STAKEHOLDERS in peace-building relations have called for effective collaboration among relevant sectors to address Herders/Farmers conflict in the country.
They expressed this view at a two-day conference held on Wednesday in Abuja to address Farmers/Herders conflict in the Lake Chad and Western Sahel.
According to them, stakeholders should do all within their powers to avoid politicising the problem.
Prof. Isaac Albert, Dean, Faculty of Multidisciplinary Studies, University of Ibadan said that herdsmen had issues and deserved to be listened to sincerely.
He said, however, scholars should advise scientifically and help take politics out of the conflict and proffer solutions.
Albert said that if the current trend of exploiting their sorry situations continues, the Fulani could start taking lessons from terrorists groups.
According to him, Fulani herdsmen are not interested in trouble making but economic survival.
He discouraged Nigerian Fulani from drifting towards associating with terrorist organisations as witnessed elsewhere.
Dr Bakut Bakut, Director-General, Institute for Peace and Conflict Resolution (IPCR), called on Nigerian to promote peaceful co-existence among herders and farmers.
Bakut explained that herders’ migration to other places could be due to dryness of the Lake Chad water.
“About 90 per cent of the water of the Lake Chad has dried and that was causing a lot of problem among the beneficiaries of Lake Chad water like Cameroon, Niger Chad and Nigeria.
“Before the dryness of Lake Chad, all these people were enjoying their profession by way of farming and fishing among others.

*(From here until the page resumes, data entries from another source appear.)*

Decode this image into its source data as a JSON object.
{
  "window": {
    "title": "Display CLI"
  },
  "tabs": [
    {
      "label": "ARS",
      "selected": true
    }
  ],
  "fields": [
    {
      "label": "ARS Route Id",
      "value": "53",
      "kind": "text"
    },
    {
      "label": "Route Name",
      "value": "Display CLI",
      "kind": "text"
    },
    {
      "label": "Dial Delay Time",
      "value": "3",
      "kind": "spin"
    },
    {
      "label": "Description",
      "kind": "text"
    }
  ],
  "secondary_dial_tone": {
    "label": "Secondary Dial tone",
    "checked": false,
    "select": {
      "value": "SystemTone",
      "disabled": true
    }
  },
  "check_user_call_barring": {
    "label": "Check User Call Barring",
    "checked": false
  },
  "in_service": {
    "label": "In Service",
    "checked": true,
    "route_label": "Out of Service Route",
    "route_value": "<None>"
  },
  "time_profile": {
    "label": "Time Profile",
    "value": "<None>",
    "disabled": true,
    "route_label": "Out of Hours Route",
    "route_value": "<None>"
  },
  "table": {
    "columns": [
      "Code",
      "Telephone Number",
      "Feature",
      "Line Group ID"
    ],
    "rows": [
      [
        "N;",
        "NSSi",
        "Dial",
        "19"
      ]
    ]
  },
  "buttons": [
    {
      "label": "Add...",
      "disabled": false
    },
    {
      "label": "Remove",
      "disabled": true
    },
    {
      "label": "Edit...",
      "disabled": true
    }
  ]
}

“But now with the dryness of the water in the Lake Chad, there is pressure on the land, the herders had to take their cattle to another place to graze.

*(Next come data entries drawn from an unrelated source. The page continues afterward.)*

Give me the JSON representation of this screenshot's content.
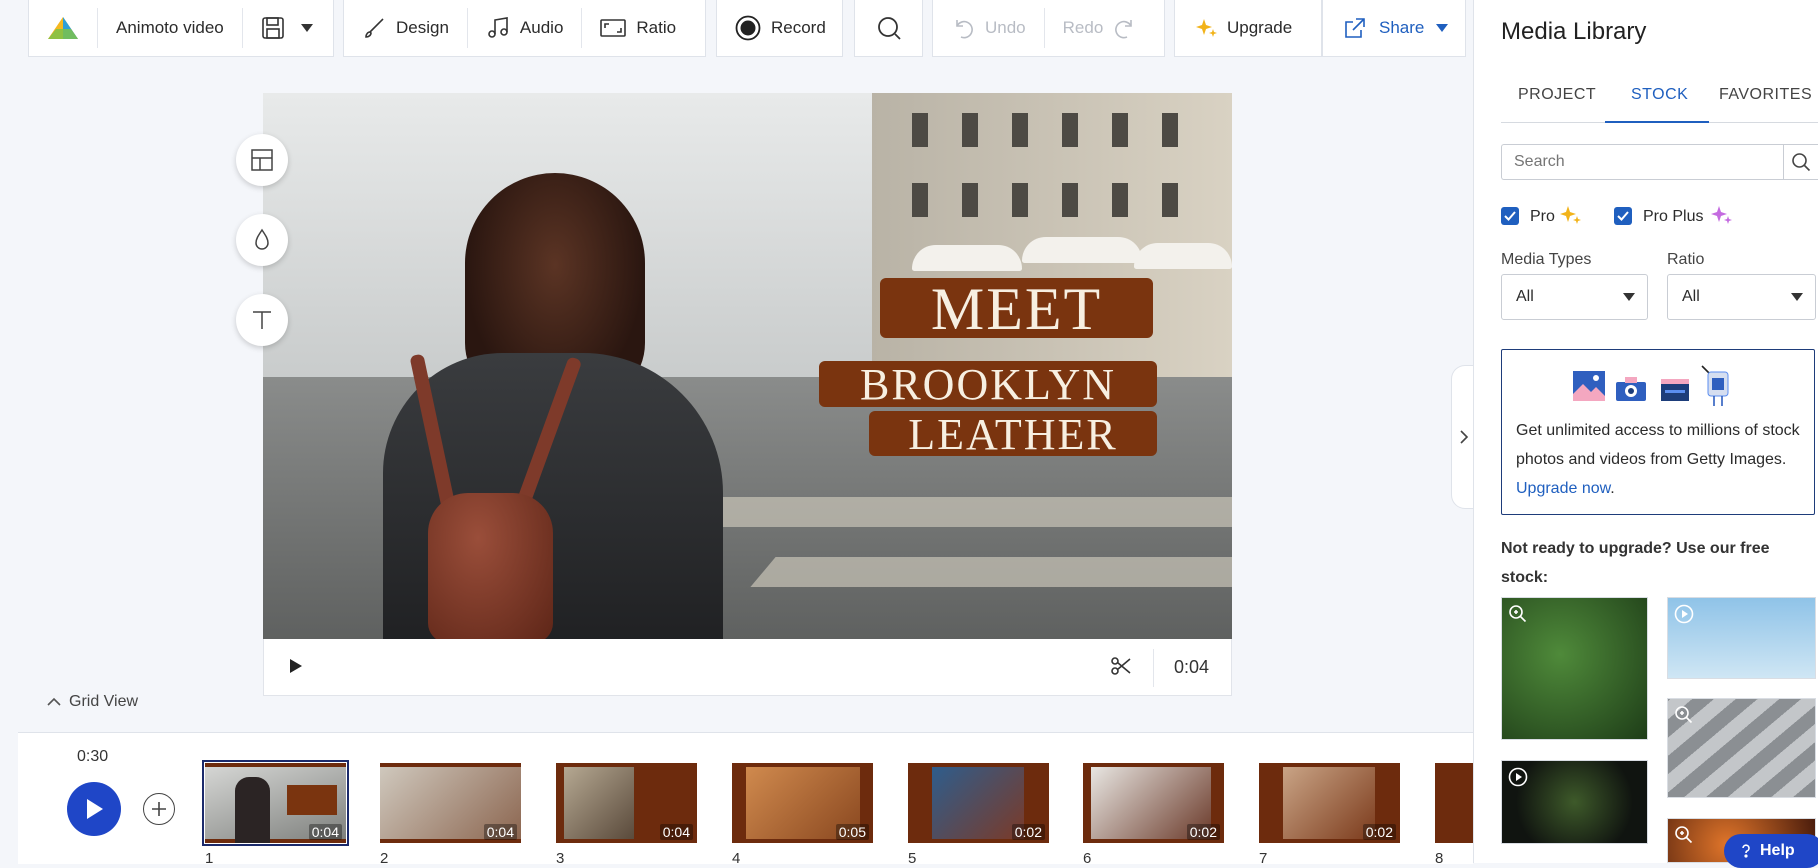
{
  "toolbar": {
    "project_name": "Animoto video",
    "design_label": "Design",
    "audio_label": "Audio",
    "ratio_label": "Ratio",
    "record_label": "Record",
    "undo_label": "Undo",
    "redo_label": "Redo",
    "upgrade_label": "Upgrade",
    "share_label": "Share"
  },
  "preview": {
    "title_lines": [
      "MEET",
      "BROOKLYN",
      "LEATHER"
    ],
    "time": "0:04"
  },
  "grid_view_label": "Grid View",
  "timeline": {
    "total_time": "0:30",
    "clips": [
      {
        "num": "1",
        "duration": "0:04",
        "selected": true
      },
      {
        "num": "2",
        "duration": "0:04"
      },
      {
        "num": "3",
        "duration": "0:04"
      },
      {
        "num": "4",
        "duration": "0:05"
      },
      {
        "num": "5",
        "duration": "0:02"
      },
      {
        "num": "6",
        "duration": "0:02"
      },
      {
        "num": "7",
        "duration": "0:02"
      },
      {
        "num": "8",
        "duration": ""
      }
    ]
  },
  "media_library": {
    "title": "Media Library",
    "tabs": [
      "PROJECT",
      "STOCK",
      "FAVORITES"
    ],
    "active_tab": "STOCK",
    "search_placeholder": "Search",
    "pro_label": "Pro",
    "pro_plus_label": "Pro Plus",
    "media_types_label": "Media Types",
    "media_types_value": "All",
    "ratio_label": "Ratio",
    "ratio_value": "All",
    "promo_text": "Get unlimited access to millions of stock photos and videos from Getty Images.",
    "promo_link": "Upgrade now",
    "promo_end": ".",
    "free_stock_text": "Not ready to upgrade? Use our free stock:",
    "help_label": "Help"
  },
  "colors": {
    "accent": "#1f5fbf",
    "banner": "#7a340f",
    "play_button": "#1f46c7"
  }
}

“So, climate change is one of the major factors to the herders/farmers conflict. It is very important to take the climate change very seriously.
“Because if we don’t manage it well, we are definitely creating greater problem for ourselves,’’ he said.
Similarly, Dr Takwa Zebulon, Peace and Development Advisor to the UN Resident Coordinator in Nigeria, said that the violence between farmers/herders was an age old phenomenon and it has been linked to destruction of crops by animals and others.
“However, it has never been this deadly as witnessed in the last few years.
“It is believed that the cause may be as old as the problems but they have been compounded by other development such as climate change, population growth among others,” he added.
Zebulon also said that the Lake Chad and Sahel Sahara were classical example of how climate change over the years had affected the environment with its consequences and development of coping mechanisms.
– Sept. 19, 2019 @ 08: 44 GMT |